marriage may be void able, if it is not absolutely void at his death, it is
sufficient to support the rights of the dowress. The hushand and wife must have
been of sufficient age to consent. 3. At common law an alien could not be
endowed, but this rule has been changed in several states. 2 John. Cas. 29; 1
Harr. & Gill, 280.; 1 Cowen, R. 89; 8 Cowen, R. 713.
4. The dowress' right may be defeated when her hushand was not of right
seised of an estate of inheritance; as, for example, dower will be defeated upon
the restoration of the seisin under the prior title in the case of defeasible
estates, as in case of reentry for a condition broken, which abolishes the
intermediate seisin. Perk. s. 311, 312, 317.
DOWRY. Formerly applied to mean that which a woman brings to her
hushand in marriage; this is now called a portion. This word is sometimes
confounded with dower. Vide Co. Litt. 31; Civ. Code of Lo. art. 2317; Dig. 23,
3, 76; Code, 5, 12, 20.
DRAGOMAN. An interpreter employed in the east, and particularly at the
2. The Act of Congress of August 26, 1842, c. 201, s. 8, declares that it
shall not be lawful for the president of the United States to allow a dragoman
at Constantinople, a salary of more than two thousand five hundred dollars.
DRAIN. Conveying the water from one place to another, for the purpose
of drying the former
2. The right of draining water through another map's land. This is an
easement or servitude acquired by grant or prescription. Vide 3 Kent, Com. 436 7
Mann. & Gr. 354; Jus aguaeductus; Rain water; Stillicidium.
DRAwhACK, com. law. An allowance made by the government to merchants
on the reexportation of certain imported goods liable to duties, which, in some
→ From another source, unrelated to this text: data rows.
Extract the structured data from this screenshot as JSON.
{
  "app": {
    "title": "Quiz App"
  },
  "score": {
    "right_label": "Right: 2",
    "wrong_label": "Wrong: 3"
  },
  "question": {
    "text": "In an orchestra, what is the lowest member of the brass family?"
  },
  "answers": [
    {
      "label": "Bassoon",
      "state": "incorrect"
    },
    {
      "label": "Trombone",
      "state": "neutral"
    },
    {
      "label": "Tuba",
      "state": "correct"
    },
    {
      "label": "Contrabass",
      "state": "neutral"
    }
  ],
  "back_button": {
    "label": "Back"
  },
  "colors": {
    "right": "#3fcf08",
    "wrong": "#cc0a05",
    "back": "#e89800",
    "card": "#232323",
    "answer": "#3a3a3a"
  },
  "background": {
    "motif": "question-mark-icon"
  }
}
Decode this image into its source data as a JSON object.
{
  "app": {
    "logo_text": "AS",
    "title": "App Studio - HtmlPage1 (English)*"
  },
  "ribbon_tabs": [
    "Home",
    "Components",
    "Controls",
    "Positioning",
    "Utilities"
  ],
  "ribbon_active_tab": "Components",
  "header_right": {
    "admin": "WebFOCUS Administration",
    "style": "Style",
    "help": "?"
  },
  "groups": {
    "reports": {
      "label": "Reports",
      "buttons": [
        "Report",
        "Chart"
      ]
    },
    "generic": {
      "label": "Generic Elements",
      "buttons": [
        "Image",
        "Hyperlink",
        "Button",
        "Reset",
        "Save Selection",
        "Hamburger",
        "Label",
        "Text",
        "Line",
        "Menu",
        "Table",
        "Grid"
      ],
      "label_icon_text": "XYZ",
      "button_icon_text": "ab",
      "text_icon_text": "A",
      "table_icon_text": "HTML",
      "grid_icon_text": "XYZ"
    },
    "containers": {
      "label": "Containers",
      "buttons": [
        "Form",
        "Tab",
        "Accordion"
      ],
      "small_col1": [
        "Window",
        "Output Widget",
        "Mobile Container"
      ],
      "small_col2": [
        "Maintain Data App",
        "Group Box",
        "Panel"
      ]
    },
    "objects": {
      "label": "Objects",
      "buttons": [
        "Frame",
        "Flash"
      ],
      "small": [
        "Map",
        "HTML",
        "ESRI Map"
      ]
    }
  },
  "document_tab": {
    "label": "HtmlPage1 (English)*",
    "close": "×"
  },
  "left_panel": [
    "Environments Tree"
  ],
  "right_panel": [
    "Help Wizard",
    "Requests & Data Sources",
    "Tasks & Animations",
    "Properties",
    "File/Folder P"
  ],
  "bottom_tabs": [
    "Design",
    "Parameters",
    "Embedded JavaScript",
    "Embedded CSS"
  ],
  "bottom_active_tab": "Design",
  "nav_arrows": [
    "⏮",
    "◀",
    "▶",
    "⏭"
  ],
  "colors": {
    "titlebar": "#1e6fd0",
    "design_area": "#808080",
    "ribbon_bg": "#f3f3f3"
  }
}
cases, consists of the whole; in others, of a part of the duties which had been
paid upon the importation. For the various acts of congress which regulate
drawhacks, see Story, L. U. S. Index, h. t.
DRAWEE. A person to whom a bill of exchange is addressed, and who is
requested to pay the amount of money therein mentioned.
2. The drawee may be only one person, or there may be several persons. The
drawee may be a third person, or a man may draw a bill on himself. 18 Ves. jr.
69; Carth. 509; 1 Show. 163; 3 Burr. 1077.
3. The drawee should accept or refuse to accept the bill at furthest within
twenty-four hours after presentment. 2 Smith's R. 243; 1 Ld. Raym. 281 Com. Dig.
Merchant, F 6; Marius, 15; but it is said the holder is entitled. to a definite
answer if the mail go out in the meantime. Marius' 62. In case the bill has been
left with the drawee for his acceptance, he will be considered as having
accepted it, if he keep the bill a great length of time, or do any other act
which gives credit to the bill, and induces the holder not to protest it; or is
intended as a surprise upon him, and to induce him to consider the bill as
accepted. Chit. on Bills, 227. When he accepts it, it is his duty to pay it at
DRAWER, contracts. The party who makes a bill of exchange.
2. The obligations of the drawer to the drawee and every subsequent holder
lawfully entitled to the possession, are, that the person on whom he draws is
capable of binding himself by his acceptance that he isto be found at the place
where he is described to reside, if a description be given in the bill; that if
the bill be duly presented to him, he will accept in writing on the bill itself,
according to its tenor, and that he will pay it when it becomes due, if
presented in proper time for that purpose; and that if the drawee fail to do
either, he, the drawer, will pay the amount, provided he have due notice of the
dishonor. 3. The engagement of the drawer of a bill is in all its parts absolute
and irrevocable. 2 H. Bl. 378; 3 B. & P. 291; Poth. Contr. de Change, n. 58;
Chit. Bills, 214, Dane's Ab. h. t.